Part of precinct 2 is about to become precinct 3. Why? That is where the county saw the most population growth.
“The population of the various precincts has to be comparatively equal," David Mendez, the attorney working on the proposed redistricting plan said. "And the 2020 census showed that precinct 2 is overpopulated and precinct 3 is underpopulated so they exceed the maximum deviation allowed by law.”
Overall, the county grew by over 24% percent since 2010. While precinct 3 saw a large amount of growth, it did not grow by much.
“This is actually a small amount of change...surprisingly while the county grew at a massive pace throughout the decade it grew evenly," Mendez said. "All parts of the county grew evenly so the in balance that is showing between these two commissioners precincts is really nominal and remarkedly small.”
For Luis Sanchez, the commissioner for precinct 3, he was not expecting growth to be so even through the district.
“I was surprised it was only 3,000 differences," Sanchez said. "Of course, 10 years ago we didn’t make any changes because the growth was even more minimal than it is this year.”
While the growth may have been minimal, for Sanchez it is important that voters' voices are heard equally.

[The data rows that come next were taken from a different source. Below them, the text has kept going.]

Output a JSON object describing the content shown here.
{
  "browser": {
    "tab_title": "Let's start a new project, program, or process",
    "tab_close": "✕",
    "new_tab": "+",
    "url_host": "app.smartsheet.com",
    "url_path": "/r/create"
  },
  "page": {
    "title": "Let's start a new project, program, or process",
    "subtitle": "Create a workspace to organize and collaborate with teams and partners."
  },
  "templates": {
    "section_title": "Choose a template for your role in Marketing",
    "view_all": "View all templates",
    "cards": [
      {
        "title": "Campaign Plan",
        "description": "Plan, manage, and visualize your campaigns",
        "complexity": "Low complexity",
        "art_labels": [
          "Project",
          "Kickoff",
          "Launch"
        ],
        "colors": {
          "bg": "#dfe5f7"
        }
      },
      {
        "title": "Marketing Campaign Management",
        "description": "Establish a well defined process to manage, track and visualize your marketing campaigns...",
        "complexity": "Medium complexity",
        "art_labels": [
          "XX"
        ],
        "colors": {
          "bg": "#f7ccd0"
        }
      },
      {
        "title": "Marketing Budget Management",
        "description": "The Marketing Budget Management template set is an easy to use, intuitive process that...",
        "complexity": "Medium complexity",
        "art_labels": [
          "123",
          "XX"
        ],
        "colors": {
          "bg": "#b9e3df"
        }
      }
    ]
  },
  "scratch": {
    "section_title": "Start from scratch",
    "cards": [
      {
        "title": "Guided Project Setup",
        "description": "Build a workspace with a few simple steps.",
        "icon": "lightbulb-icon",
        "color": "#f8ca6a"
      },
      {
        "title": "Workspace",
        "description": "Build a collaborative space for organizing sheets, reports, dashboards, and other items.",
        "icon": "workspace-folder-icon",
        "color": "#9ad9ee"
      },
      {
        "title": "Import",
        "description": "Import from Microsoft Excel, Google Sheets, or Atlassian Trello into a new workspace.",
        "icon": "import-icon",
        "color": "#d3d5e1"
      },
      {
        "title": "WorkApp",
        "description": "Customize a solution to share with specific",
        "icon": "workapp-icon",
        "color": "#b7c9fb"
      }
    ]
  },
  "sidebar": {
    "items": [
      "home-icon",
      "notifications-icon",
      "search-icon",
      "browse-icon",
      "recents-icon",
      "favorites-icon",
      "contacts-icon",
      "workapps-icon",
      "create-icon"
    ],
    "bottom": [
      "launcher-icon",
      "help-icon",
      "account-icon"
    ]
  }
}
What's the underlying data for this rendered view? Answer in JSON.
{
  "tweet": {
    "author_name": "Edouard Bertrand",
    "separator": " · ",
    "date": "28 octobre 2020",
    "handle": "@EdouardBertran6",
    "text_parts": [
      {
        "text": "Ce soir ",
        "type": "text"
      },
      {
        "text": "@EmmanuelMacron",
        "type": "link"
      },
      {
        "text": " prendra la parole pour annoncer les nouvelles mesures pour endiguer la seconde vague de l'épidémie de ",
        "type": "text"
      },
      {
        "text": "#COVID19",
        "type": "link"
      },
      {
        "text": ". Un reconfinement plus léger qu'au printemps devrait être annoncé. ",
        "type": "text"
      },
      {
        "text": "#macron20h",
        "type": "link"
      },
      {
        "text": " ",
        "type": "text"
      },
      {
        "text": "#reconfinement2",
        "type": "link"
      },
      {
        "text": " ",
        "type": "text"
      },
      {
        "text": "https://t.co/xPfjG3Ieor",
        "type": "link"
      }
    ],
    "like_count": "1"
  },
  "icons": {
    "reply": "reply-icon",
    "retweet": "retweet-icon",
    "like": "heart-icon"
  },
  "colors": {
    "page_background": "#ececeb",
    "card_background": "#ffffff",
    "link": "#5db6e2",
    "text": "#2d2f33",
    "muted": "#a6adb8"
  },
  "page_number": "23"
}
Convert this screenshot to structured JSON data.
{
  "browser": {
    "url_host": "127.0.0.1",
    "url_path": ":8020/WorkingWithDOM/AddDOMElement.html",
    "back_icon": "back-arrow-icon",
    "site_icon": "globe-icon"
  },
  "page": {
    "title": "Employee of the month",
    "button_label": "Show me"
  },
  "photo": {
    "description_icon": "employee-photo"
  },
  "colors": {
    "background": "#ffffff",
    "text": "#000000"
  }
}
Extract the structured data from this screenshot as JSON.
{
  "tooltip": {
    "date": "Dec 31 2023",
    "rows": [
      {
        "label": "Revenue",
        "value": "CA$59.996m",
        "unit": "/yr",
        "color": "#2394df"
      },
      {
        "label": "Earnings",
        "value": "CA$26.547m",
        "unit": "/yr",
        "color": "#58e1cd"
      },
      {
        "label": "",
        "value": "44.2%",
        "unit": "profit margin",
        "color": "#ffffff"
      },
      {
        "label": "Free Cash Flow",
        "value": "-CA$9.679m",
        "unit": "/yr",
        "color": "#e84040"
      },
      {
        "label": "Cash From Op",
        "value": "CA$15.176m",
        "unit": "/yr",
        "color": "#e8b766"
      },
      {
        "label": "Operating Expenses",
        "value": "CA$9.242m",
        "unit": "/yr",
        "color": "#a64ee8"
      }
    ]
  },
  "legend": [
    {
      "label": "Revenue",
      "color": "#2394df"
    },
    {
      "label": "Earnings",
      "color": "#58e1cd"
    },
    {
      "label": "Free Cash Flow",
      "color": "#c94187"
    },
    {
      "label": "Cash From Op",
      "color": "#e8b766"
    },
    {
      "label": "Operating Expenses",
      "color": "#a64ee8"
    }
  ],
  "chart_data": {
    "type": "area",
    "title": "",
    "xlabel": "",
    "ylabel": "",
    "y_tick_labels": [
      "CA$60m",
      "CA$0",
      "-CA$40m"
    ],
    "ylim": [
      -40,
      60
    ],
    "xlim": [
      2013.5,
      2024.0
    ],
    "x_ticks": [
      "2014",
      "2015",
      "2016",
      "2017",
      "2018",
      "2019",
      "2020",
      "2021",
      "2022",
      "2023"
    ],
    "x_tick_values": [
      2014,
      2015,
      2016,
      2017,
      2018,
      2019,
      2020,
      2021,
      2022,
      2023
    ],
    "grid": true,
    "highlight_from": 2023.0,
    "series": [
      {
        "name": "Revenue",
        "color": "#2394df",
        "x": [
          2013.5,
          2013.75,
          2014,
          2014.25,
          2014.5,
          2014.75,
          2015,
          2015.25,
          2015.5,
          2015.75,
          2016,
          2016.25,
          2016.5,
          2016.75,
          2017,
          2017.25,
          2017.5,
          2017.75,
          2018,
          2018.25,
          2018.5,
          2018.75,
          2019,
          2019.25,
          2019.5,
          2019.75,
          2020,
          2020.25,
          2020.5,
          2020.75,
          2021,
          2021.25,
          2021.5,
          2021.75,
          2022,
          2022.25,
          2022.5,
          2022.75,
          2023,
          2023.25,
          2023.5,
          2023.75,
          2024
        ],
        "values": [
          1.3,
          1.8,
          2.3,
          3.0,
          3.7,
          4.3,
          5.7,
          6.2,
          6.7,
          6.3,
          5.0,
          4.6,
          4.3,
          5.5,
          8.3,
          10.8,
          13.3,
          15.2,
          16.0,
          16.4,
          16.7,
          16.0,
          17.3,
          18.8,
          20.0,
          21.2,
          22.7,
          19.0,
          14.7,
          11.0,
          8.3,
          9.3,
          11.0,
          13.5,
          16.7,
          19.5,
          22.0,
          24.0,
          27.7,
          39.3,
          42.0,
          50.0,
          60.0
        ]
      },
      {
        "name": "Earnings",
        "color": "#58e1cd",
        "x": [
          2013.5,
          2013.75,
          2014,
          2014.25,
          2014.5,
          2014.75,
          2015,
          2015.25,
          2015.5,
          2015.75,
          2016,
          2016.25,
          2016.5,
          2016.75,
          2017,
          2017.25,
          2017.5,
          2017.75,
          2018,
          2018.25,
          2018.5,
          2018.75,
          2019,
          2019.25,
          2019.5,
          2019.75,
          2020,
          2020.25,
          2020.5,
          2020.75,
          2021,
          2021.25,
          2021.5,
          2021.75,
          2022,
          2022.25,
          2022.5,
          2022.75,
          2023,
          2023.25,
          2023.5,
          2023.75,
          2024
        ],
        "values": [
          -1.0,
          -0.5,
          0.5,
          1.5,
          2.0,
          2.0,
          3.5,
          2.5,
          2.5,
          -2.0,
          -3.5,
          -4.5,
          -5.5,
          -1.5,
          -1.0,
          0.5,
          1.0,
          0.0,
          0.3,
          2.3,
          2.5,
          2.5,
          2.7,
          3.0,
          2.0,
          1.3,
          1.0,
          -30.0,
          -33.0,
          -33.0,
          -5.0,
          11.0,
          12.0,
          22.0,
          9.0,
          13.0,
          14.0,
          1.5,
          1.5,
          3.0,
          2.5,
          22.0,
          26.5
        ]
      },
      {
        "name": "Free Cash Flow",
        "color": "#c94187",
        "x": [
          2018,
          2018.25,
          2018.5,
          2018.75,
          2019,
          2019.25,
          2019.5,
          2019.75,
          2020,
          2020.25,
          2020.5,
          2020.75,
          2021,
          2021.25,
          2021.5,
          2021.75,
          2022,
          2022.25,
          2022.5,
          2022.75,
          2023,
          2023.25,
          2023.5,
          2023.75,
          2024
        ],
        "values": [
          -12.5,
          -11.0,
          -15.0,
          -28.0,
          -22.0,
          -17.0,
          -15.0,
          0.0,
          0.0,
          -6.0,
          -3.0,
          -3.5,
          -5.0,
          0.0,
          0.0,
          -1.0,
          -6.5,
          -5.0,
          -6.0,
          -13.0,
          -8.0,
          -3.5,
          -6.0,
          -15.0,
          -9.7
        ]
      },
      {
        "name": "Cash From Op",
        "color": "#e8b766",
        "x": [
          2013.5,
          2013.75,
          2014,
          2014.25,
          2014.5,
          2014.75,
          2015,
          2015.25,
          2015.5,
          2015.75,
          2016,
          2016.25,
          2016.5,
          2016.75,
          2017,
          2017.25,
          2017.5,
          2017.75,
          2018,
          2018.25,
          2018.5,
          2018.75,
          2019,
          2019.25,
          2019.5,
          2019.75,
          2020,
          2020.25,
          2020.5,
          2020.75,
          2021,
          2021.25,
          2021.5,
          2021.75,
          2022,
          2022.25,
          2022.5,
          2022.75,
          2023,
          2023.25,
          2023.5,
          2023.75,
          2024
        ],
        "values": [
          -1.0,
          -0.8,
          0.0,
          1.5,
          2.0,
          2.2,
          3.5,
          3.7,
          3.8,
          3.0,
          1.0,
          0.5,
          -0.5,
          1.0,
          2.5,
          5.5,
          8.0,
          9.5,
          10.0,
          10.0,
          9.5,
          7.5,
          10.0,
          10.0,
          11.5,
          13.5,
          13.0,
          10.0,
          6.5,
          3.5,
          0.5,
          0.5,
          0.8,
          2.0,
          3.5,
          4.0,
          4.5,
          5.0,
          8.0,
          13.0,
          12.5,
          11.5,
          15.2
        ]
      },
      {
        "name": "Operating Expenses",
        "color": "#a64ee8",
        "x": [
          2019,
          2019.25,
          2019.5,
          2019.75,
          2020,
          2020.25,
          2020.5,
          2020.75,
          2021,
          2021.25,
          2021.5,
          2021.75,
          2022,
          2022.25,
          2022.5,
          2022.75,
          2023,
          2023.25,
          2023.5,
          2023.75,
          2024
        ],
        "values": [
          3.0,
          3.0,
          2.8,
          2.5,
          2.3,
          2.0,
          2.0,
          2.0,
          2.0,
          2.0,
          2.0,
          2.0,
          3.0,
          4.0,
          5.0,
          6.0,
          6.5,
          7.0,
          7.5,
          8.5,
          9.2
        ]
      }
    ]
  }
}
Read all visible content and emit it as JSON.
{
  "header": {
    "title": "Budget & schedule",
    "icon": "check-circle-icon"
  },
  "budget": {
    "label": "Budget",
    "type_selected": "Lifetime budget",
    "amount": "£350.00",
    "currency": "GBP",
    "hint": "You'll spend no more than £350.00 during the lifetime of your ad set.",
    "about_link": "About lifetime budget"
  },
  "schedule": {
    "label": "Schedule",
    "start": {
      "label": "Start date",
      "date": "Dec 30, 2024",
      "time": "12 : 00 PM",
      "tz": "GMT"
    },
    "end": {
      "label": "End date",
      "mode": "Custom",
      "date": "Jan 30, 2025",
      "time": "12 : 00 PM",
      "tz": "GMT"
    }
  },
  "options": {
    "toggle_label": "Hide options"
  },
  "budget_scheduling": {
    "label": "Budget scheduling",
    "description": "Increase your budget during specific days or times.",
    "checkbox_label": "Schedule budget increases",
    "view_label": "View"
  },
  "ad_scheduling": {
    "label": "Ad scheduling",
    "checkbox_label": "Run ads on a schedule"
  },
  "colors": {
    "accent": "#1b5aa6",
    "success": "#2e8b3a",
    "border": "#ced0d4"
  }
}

"My precinct is made up of a large Latina and black populations and it represents the south and east sides of Midland," Sanchez said. “We want to make sure we keep the representation for the minority groups, that’s what this plan was about."
This redistricting drawing is not final. The commissioner's court will vote to approve the drawing in two weeks, but it is expected to get approved without an issue.
The redistricting plan is only at the county commissioner level. The state is still working on redrawing the congressional districts.